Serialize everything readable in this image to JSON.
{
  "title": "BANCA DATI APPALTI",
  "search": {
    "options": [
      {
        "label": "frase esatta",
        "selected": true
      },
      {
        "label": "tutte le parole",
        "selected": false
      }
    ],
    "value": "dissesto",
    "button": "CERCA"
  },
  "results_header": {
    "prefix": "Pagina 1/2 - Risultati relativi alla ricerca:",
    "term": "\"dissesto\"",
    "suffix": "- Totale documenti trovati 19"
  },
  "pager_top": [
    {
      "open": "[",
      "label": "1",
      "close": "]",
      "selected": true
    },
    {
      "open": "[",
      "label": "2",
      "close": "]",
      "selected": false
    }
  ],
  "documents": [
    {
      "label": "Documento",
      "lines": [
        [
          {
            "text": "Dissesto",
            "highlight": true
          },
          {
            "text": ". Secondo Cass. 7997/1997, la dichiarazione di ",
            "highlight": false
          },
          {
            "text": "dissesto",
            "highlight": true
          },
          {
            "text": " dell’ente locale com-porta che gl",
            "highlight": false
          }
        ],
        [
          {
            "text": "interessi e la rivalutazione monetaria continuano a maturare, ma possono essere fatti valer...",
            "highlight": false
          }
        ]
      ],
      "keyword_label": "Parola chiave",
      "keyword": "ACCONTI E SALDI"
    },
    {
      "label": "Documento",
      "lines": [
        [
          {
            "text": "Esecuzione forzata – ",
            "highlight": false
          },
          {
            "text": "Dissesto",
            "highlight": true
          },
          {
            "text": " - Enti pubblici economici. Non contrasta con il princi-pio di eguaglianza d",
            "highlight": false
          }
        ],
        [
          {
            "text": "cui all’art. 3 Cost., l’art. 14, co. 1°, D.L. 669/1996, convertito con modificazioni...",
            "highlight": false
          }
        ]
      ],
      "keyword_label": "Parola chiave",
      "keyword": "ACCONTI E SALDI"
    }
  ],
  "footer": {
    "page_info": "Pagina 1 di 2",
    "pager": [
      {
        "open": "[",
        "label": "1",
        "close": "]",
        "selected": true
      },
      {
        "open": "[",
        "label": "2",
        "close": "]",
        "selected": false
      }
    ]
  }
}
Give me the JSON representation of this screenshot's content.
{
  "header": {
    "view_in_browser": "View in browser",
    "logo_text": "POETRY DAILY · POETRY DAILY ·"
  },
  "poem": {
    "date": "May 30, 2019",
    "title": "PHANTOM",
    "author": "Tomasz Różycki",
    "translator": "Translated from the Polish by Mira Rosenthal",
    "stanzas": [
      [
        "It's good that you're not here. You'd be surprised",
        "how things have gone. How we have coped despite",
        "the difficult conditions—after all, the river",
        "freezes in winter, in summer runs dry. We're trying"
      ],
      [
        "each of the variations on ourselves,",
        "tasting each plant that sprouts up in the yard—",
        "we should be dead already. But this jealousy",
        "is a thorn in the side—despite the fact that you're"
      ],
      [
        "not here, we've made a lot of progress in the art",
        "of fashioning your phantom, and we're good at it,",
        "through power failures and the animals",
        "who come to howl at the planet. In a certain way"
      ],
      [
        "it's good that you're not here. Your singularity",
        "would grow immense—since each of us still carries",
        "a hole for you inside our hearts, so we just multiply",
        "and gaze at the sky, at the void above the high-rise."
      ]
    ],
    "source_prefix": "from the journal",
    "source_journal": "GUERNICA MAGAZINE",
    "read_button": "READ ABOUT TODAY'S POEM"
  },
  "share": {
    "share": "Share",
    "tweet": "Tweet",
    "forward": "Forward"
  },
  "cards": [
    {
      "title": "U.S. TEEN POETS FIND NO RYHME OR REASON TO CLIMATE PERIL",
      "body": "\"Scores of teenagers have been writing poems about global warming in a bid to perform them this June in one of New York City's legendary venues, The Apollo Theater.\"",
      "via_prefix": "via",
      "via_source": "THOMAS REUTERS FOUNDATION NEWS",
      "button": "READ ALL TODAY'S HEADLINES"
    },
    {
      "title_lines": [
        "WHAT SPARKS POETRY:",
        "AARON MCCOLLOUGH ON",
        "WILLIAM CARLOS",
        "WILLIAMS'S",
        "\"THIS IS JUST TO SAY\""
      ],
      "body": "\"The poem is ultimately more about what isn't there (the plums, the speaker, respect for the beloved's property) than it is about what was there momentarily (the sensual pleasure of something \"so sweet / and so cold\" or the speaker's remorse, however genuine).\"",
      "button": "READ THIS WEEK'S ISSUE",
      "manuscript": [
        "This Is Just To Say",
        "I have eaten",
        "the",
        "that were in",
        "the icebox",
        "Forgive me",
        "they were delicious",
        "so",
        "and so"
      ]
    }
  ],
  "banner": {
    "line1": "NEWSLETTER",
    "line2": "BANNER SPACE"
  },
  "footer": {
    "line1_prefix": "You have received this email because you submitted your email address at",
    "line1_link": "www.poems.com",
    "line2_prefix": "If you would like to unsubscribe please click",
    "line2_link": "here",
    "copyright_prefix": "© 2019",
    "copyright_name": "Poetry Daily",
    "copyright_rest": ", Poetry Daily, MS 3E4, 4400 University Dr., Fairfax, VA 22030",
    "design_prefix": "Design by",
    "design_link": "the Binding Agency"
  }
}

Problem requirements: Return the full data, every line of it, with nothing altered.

The answer:
Serialize everything readable in this image to JSON.
{
  "title": "BANCA DATI APPALTI",
  "search": {
    "options": [
      {
        "label": "frase esatta",
        "selected": true
      },
      {
        "label": "tutte le parole",
        "selected": false
      }
    ],
    "value": "dissesto",
    "button": "CERCA"
  },
  "results_header": {
    "prefix": "Pagina 1/2 - Risultati relativi alla ricerca:",
    "term": "\"dissesto\"",
    "suffix": "- Totale documenti trovati 19"
  },
  "pager_top": [
    {
      "open": "[",
      "label": "1",
      "close": "]",
      "selected": true
    },
    {
      "open": "[",
      "label": "2",
      "close": "]",
      "selected": false
    }
  ],
  "documents": [
    {
      "label": "Documento",
      "lines": [
        [
          {
            "text": "Dissesto",
            "highlight": true
          },
          {
            "text": ". Secondo Cass. 7997/1997, la dichiarazione di ",
            "highlight": false
          },
          {
            "text": "dissesto",
            "highlight": true
          },
          {
            "text": " dell’ente locale com-porta che gl",
            "highlight": false
          }
        ],
        [
          {
            "text": "interessi e la rivalutazione monetaria continuano a maturare, ma possono essere fatti valer...",
            "highlight": false
          }
        ]
      ],
      "keyword_label": "Parola chiave",
      "keyword": "ACCONTI E SALDI"
    },
    {
      "label": "Documento",
      "lines": [
        [
          {
            "text": "Esecuzione forzata – ",
            "highlight": false
          },
          {
            "text": "Dissesto",
            "highlight": true
          },
          {
            "text": " - Enti pubblici economici. Non contrasta con il princi-pio di eguaglianza d",
            "highlight": false
          }
        ],
        [
          {
            "text": "cui all’art. 3 Cost., l’art. 14, co. 1°, D.L. 669/1996, convertito con modificazioni...",
            "highlight": false
          }
        ]
      ],
      "keyword_label": "Parola chiave",
      "keyword": "ACCONTI E SALDI"
    }
  ],
  "footer": {
    "page_info": "Pagina 1 di 2",
    "pager": [
      {
        "open": "[",
        "label": "1",
        "close": "]",
        "selected": true
      },
      {
        "open": "[",
        "label": "2",
        "close": "]",
        "selected": false
      }
    ]
  }
}
Give me the JSON representation of this screenshot's content.
{
  "header": {
    "view_in_browser": "View in browser",
    "logo_text": "POETRY DAILY · POETRY DAILY ·"
  },
  "poem": {
    "date": "May 30, 2019",
    "title": "PHANTOM",
    "author": "Tomasz Różycki",
    "translator": "Translated from the Polish by Mira Rosenthal",
    "stanzas": [
      [
        "It's good that you're not here. You'd be surprised",
        "how things have gone. How we have coped despite",
        "the difficult conditions—after all, the river",
        "freezes in winter, in summer runs dry. We're trying"
      ],
      [
        "each of the variations on ourselves,",
        "tasting each plant that sprouts up in the yard—",
        "we should be dead already. But this jealousy",
        "is a thorn in the side—despite the fact that you're"
      ],
      [
        "not here, we've made a lot of progress in the art",
        "of fashioning your phantom, and we're good at it,",
        "through power failures and the animals",
        "who come to howl at the planet. In a certain way"
      ],
      [
        "it's good that you're not here. Your singularity",
        "would grow immense—since each of us still carries",
        "a hole for you inside our hearts, so we just multiply",
        "and gaze at the sky, at the void above the high-rise."
      ]
    ],
    "source_prefix": "from the journal",
    "source_journal": "GUERNICA MAGAZINE",
    "read_button": "READ ABOUT TODAY'S POEM"
  },
  "share": {
    "share": "Share",
    "tweet": "Tweet",
    "forward": "Forward"
  },
  "cards": [
    {
      "title": "U.S. TEEN POETS FIND NO RYHME OR REASON TO CLIMATE PERIL",
      "body": "\"Scores of teenagers have been writing poems about global warming in a bid to perform them this June in one of New York City's legendary venues, The Apollo Theater.\"",
      "via_prefix": "via",
      "via_source": "THOMAS REUTERS FOUNDATION NEWS",
      "button": "READ ALL TODAY'S HEADLINES"
    },
    {
      "title_lines": [
        "WHAT SPARKS POETRY:",
        "AARON MCCOLLOUGH ON",
        "WILLIAM CARLOS",
        "WILLIAMS'S",
        "\"THIS IS JUST TO SAY\""
      ],
      "body": "\"The poem is ultimately more about what isn't there (the plums, the speaker, respect for the beloved's property) than it is about what was there momentarily (the sensual pleasure of something \"so sweet / and so cold\" or the speaker's remorse, however genuine).\"",
      "button": "READ THIS WEEK'S ISSUE",
      "manuscript": [
        "This Is Just To Say",
        "I have eaten",
        "the",
        "that were in",
        "the icebox",
        "Forgive me",
        "they were delicious",
        "so",
        "and so"
      ]
    }
  ],
  "banner": {
    "line1": "NEWSLETTER",
    "line2": "BANNER SPACE"
  },
  "footer": {
    "line1_prefix": "You have received this email because you submitted your email address at",
    "line1_link": "www.poems.com",
    "line2_prefix": "If you would like to unsubscribe please click",
    "line2_link": "here",
    "copyright_prefix": "© 2019",
    "copyright_name": "Poetry Daily",
    "copyright_rest": ", Poetry Daily, MS 3E4, 4400 University Dr., Fairfax, VA 22030",
    "design_prefix": "Design by",
    "design_link": "the Binding Agency"
  }
}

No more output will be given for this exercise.